Ringing Ears

Tinnitus is the sensation of hearing a ringing, buzzing, roaring, hissing, or whistling sound in one or both ears when no external sound is present. The sounds, which can vary in pitch and loudness, are usually worse when background noise is low, so you may be most aware of it at night when you’re trying to fall asleep in a quiet room. For most people tinnitus is merely annoying, but for many others it can be extremely disturbing.



What Causes Tinnitus?

It’s important to know that tinnitus is not a disease, but a symptom that can be caused by a variety of underlying conditions. The best way to find out what’s causing your tinnitus is to see an audiologist, or ear, nose, and throat doctor (otolaryngologist). The various things that can cause tinnitus are:

•Exposure to loud noise: This is the most common cause.

•Hearing loss: For many people, hearing loss can cause tinnitus.

•Earwax: A build-up of wax deep in the ear canal can cause temporary tinnitus and hearing loss.

•Medications: Over 200 different drugs can cause ringing ears including aspirin, especially when taken in high doses. For a list of drugs that can cause tinnitus call the American Tinnitus Association at 1-800-634-8978.

•Health conditions: Various medical conditions can also trigger tinnitus such as high blood pressure, vascular disease, diabetes, allergies, thyroid problems, ear or sinus infections, Meniere’s disease, otosclerosis, temporomandibular joint (TMJ) syndrome, a tumor, an injury to the head or neck and more.

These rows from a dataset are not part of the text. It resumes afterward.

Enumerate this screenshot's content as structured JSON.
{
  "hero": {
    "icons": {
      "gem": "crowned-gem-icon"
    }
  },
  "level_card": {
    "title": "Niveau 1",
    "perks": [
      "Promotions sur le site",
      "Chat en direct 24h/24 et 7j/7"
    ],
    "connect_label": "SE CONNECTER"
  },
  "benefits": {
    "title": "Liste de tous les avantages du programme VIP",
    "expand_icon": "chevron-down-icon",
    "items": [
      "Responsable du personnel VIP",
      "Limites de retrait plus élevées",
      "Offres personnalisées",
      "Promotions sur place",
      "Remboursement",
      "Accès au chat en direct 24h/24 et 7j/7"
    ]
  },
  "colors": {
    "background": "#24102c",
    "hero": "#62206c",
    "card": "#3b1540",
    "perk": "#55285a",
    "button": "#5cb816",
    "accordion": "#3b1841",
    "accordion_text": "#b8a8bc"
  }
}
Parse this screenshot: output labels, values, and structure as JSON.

Treating the Causes

While there’s currently no cure for tinnitus there are some ways to treat it depending on the cause. If your tinnitus is caused by a medical condition (high blood pressure, thyroid problems, ear infection, etc.) treating the condition may reduce or eliminate the noise. If you have wax build-up in your ears, removing it can help. Or, if you think a medication you’re taking may be causing the problem, switching to a different drug, or lowering the dosage may provide some relief.

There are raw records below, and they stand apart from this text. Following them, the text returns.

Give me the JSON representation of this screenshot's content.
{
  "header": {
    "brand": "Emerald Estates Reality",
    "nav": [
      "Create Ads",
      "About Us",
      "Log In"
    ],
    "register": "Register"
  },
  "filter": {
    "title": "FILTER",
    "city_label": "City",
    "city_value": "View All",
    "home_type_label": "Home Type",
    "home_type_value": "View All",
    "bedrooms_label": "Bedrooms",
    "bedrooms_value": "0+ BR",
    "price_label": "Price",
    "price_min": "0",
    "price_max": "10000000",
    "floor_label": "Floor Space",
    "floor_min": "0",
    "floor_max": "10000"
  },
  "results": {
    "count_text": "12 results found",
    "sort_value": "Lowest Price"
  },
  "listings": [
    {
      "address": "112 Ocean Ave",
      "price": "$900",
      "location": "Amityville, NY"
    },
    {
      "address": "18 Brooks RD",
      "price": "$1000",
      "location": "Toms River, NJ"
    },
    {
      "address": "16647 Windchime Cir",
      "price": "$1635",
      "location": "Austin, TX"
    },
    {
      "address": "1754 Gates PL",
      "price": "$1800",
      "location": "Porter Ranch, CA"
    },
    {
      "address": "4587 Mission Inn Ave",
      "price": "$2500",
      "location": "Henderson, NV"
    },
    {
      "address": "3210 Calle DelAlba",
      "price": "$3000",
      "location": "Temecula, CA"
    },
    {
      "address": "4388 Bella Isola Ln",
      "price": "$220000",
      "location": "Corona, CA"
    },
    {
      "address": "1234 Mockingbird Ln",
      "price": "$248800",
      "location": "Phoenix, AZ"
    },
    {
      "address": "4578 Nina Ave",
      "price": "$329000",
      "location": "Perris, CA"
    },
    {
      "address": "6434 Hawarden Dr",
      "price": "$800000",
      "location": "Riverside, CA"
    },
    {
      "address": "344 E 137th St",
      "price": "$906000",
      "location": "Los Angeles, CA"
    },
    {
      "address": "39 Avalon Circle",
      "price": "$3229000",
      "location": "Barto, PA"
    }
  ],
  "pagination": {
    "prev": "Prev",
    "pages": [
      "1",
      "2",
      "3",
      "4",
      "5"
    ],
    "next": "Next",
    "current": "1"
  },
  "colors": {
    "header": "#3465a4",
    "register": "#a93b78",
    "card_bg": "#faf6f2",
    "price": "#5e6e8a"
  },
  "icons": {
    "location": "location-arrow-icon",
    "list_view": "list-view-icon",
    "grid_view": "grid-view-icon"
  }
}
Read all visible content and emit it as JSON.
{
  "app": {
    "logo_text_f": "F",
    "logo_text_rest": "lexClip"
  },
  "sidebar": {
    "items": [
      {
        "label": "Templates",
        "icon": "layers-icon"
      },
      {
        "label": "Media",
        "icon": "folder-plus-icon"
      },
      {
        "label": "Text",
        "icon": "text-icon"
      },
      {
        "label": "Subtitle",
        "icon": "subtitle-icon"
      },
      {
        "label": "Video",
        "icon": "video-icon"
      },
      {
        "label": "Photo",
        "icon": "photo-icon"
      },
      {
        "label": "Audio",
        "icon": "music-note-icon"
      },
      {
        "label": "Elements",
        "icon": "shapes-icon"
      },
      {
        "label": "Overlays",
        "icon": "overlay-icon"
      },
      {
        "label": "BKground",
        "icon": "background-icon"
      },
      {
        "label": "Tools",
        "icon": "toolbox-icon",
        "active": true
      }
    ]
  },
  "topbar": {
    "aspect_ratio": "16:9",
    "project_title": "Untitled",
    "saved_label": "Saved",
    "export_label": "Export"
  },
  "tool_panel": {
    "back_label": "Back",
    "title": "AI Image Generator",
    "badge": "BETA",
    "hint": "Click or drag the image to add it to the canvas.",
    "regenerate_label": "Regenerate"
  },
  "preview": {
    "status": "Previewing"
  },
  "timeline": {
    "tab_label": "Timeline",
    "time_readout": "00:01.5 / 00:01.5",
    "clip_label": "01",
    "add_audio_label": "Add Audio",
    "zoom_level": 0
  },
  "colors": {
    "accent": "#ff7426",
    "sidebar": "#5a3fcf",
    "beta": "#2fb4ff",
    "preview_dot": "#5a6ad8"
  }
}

Other Treatments

Another treatment option for tinnitus that can help suppress the sound are “sound therapies.” These can be something as simple as a fan or a white noise machine, or something more sophisticated like small electronic masking device that you wear, or a music therapy device like Neuromonics (see www.neuromonics.com). Or, if you have hearing loss, hearing aids can help mask your tinnitus by improving your ability to hear actual sounds.

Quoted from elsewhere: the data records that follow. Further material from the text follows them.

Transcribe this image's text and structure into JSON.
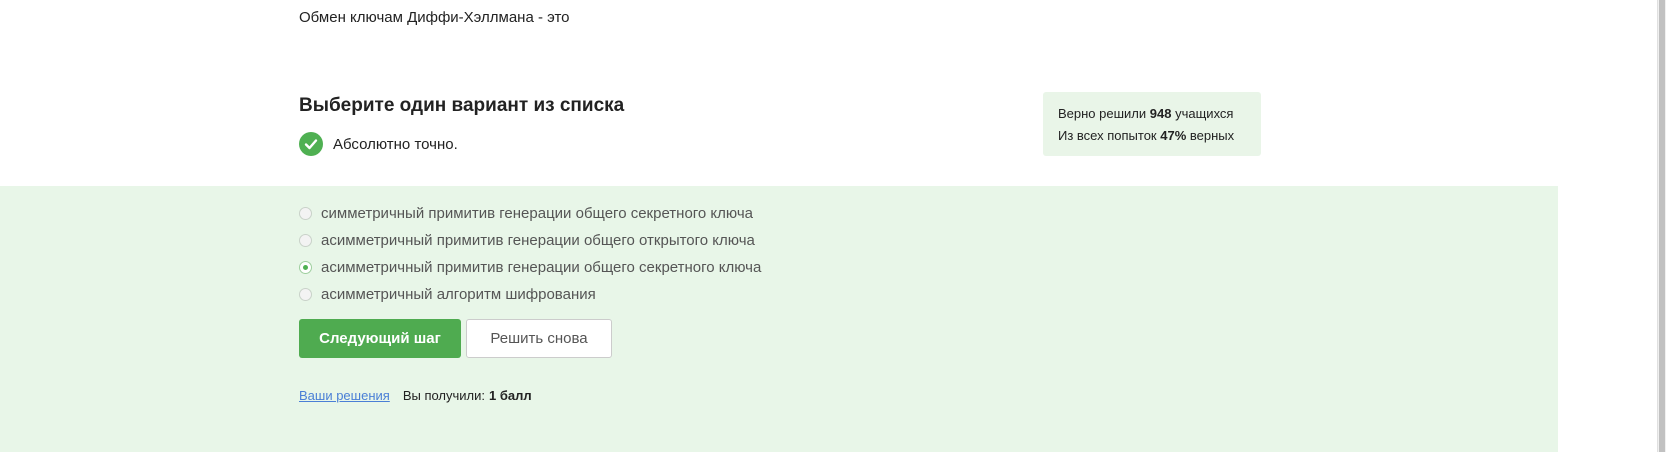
{
  "question": {
    "text": "Обмен ключам Диффи-Хэллмана - это"
  },
  "task": {
    "heading": "Выберите один вариант из списка",
    "feedback": "Абсолютно точно."
  },
  "stats": {
    "line1_prefix": "Верно решили",
    "solved_count": "948",
    "line1_suffix": "учащихся",
    "line2_prefix": "Из всех попыток",
    "correct_percent": "47%",
    "line2_suffix": "верных"
  },
  "options": [
    {
      "label": "симметричный примитив генерации общего секретного ключа",
      "selected": false
    },
    {
      "label": "асимметричный примитив генерации общего открытого ключа",
      "selected": false
    },
    {
      "label": "асимметричный примитив генерации общего секретного ключа",
      "selected": true
    },
    {
      "label": "асимметричный алгоритм шифрования",
      "selected": false
    }
  ],
  "actions": {
    "next_label": "Следующий шаг",
    "retry_label": "Решить снова"
  },
  "footer": {
    "solutions_link": "Ваши решения",
    "score_label": "Вы получили:",
    "score_value": "1 балл"
  },
  "colors": {
    "accent_green": "#4fab50",
    "success_bg": "#e8f6e8",
    "link_blue": "#4a7fd6"
  },
  "icons": {
    "feedback": "check-circle-icon"
  }
}
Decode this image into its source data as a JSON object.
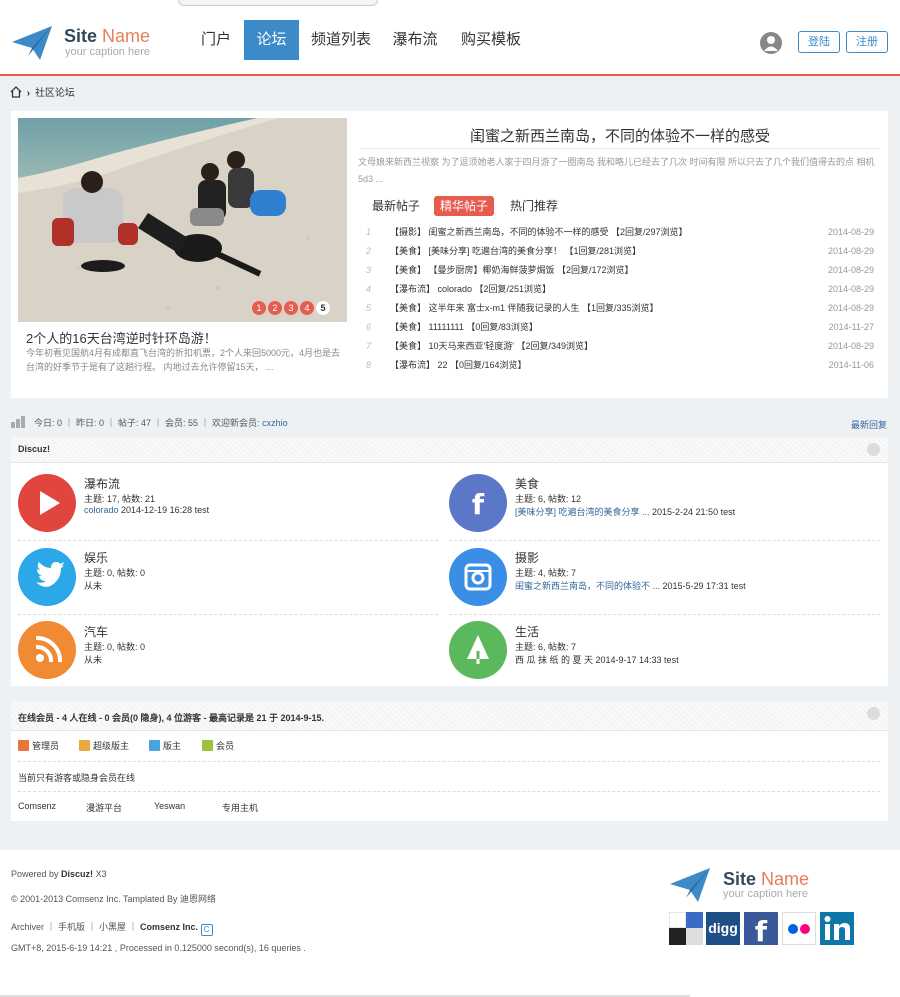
{
  "header": {
    "logo_site": "Site",
    "logo_name": "Name",
    "logo_caption": "your caption here",
    "nav": [
      "门户",
      "论坛",
      "频道列表",
      "瀑布流",
      "购买模板"
    ],
    "login": "登陆",
    "register": "注册"
  },
  "breadcrumb": {
    "label": "社区论坛"
  },
  "slider": {
    "title": "2个人的16天台湾逆时针环岛游！",
    "desc": "今年初看见国航4月有成都直飞台湾的折扣机票，2个人来回5000元，4月也是去台湾的好季节于是有了这趟行程。 内地过去允许停留15天， ...",
    "pages": [
      "1",
      "2",
      "3",
      "4",
      "5"
    ]
  },
  "featured": {
    "title": "闺蜜之新西兰南岛，不同的体验不一样的感受",
    "desc": "文母娘来新西兰视察 为了逗须她老人家于四月游了一圈南岛 我和略儿已经去了几次 时间有限 所以只去了几个我们值得去的点 相机5d3 ..."
  },
  "tabs": [
    "最新帖子",
    "精华帖子",
    "热门推荐"
  ],
  "threads": [
    {
      "num": "1",
      "text": "【摄影】 闺蜜之新西兰南岛，不同的体验不一样的感受 【2回复/297浏览】",
      "date": "2014-08-29"
    },
    {
      "num": "2",
      "text": "【美食】 [美味分享] 吃遍台湾的美食分享！ 【1回复/281浏览】",
      "date": "2014-08-29"
    },
    {
      "num": "3",
      "text": "【美食】 【曼步厨房】椰奶海鲜菠萝焗饭 【2回复/172浏览】",
      "date": "2014-08-29"
    },
    {
      "num": "4",
      "text": "【瀑布流】 colorado 【2回复/251浏览】",
      "date": "2014-08-29"
    },
    {
      "num": "5",
      "text": "【美食】 这半年来 富士x-m1 伴随我记录的人生 【1回复/335浏览】",
      "date": "2014-08-29"
    },
    {
      "num": "6",
      "text": "【美食】 11111111 【0回复/83浏览】",
      "date": "2014-11-27"
    },
    {
      "num": "7",
      "text": "【美食】 10天马来西亚'轻度游' 【2回复/349浏览】",
      "date": "2014-08-29"
    },
    {
      "num": "8",
      "text": "【瀑布流】 22 【0回复/164浏览】",
      "date": "2014-11-06"
    }
  ],
  "stats": {
    "text": "今日: 0 ｜ 昨日: 0 ｜ 帖子: 47 ｜ 会员: 55 ｜ 欢迎新会员:",
    "newmember": "cxzhio",
    "newreply": "最新回复"
  },
  "forum_section": {
    "title": "Discuz!"
  },
  "forums": [
    {
      "name": "瀑布流",
      "meta": "主题: 17, 帖数: 21",
      "last_link": "colorado",
      "last_rest": " 2014-12-19 16:28 test",
      "color": "#e0463d",
      "icon": "play-icon"
    },
    {
      "name": "美食",
      "meta": "主题: 6, 帖数: 12",
      "last_link": "[美味分享] 吃遍台湾的美食分享 ...",
      "last_rest": " 2015-2-24 21:50 test",
      "color": "#5b77c8",
      "icon": "facebook-icon"
    },
    {
      "name": "娱乐",
      "meta": "主题: 0, 帖数: 0",
      "last_link": "",
      "last_rest": "从未",
      "color": "#2aa8e8",
      "icon": "twitter-icon"
    },
    {
      "name": "摄影",
      "meta": "主题: 4, 帖数: 7",
      "last_link": "闺蜜之新西兰南岛，不同的体验不 ...",
      "last_rest": " 2015-5-29 17:31 test",
      "color": "#3a8ee6",
      "icon": "instagram-icon"
    },
    {
      "name": "汽车",
      "meta": "主题: 0, 帖数: 0",
      "last_link": "",
      "last_rest": "从未",
      "color": "#f08a33",
      "icon": "rss-icon"
    },
    {
      "name": "生活",
      "meta": "主题: 6, 帖数: 7",
      "last_link": "",
      "last_rest": "西 瓜 抹 纸 的 夏 天 2014-9-17 14:33 test",
      "color": "#5cb85c",
      "icon": "tree-icon"
    }
  ],
  "online": {
    "title": "在线会员 - 4 人在线 - 0 会员(0 隐身), 4 位游客 - 最高记录是 21 于 2014-9-15.",
    "legend": [
      {
        "label": "管理员",
        "color": "#e8763a"
      },
      {
        "label": "超级版主",
        "color": "#e8a93a"
      },
      {
        "label": "版主",
        "color": "#4aa3df"
      },
      {
        "label": "会员",
        "color": "#9bc23c"
      }
    ],
    "notice": "当前只有游客或隐身会员在线",
    "links": [
      "Comsenz",
      "漫游平台",
      "Yeswan",
      "专用主机"
    ]
  },
  "footer": {
    "powered_prefix": "Powered by",
    "powered_brand": "Discuz!",
    "powered_ver": "X3",
    "copyright": "© 2001-2013 Comsenz Inc. Tamplated By 迪恩网络",
    "links": "Archiver ｜ 手机版 ｜ 小黑屋 ｜",
    "company": "Comsenz Inc.",
    "gmt": "GMT+8, 2015-6-19 14:21 , Processed in 0.125000 second(s), 16 queries .",
    "social_digg": "digg"
  }
}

Certain medications can help too. While there’s currently no drugs specifically designed to treat tinnitus, anti-anxiety drugs, antidepressants, antihistamines, anesthetics, as well as drugs intended to treat alcoholism, epilepsy and even Alzheimer’s have been effective in relieving symptoms in some people. Alternative treatments like acupuncture, hypnosis, massage therapy, biofeedback, meditation, the herb ginkgo and zinc supplements are also worth looking into. And counseling and support groups can also be helpful.

Other things you can do to help quiet the noise is to avoid things that can aggravate the problem like salt, artificial sweeteners, sugar, alcohol, tonic water, tobacco and caffeine. And protect yourself from loud noises by wearing earplugs.

Savvy Tip: For more information, visit the American Tinnitus Association’s at ata.org.

Jim Miller is a contributor to the NBC “Today” show and author of The Savvy Senior book. Send your senior questions to: Savvy Senior, P.O. Box 5443, Norman, OK 73070, or visit http://SavvySenior.org.
 
« Previous Blog Entry (February 22, 2011)
 


Your Opinions and Comments
Be the first to comment on this story!

You must be logged in to post comments:



Other Savvy Senior
Resource Links savvy senior
Savvy Senior blog bio side
Blue Moon Karaoke & DJAllstate & McBride RealtyDrama KidsVoncille Bielefeld homeHeavenly Touch homeSacred Heart SchoolChester WilsonWilson's Auto ChooserTriple R DC Experts

  Copyright © 2007-2014 Wilson County News. All rights reserved. Web development by Drewa Designs.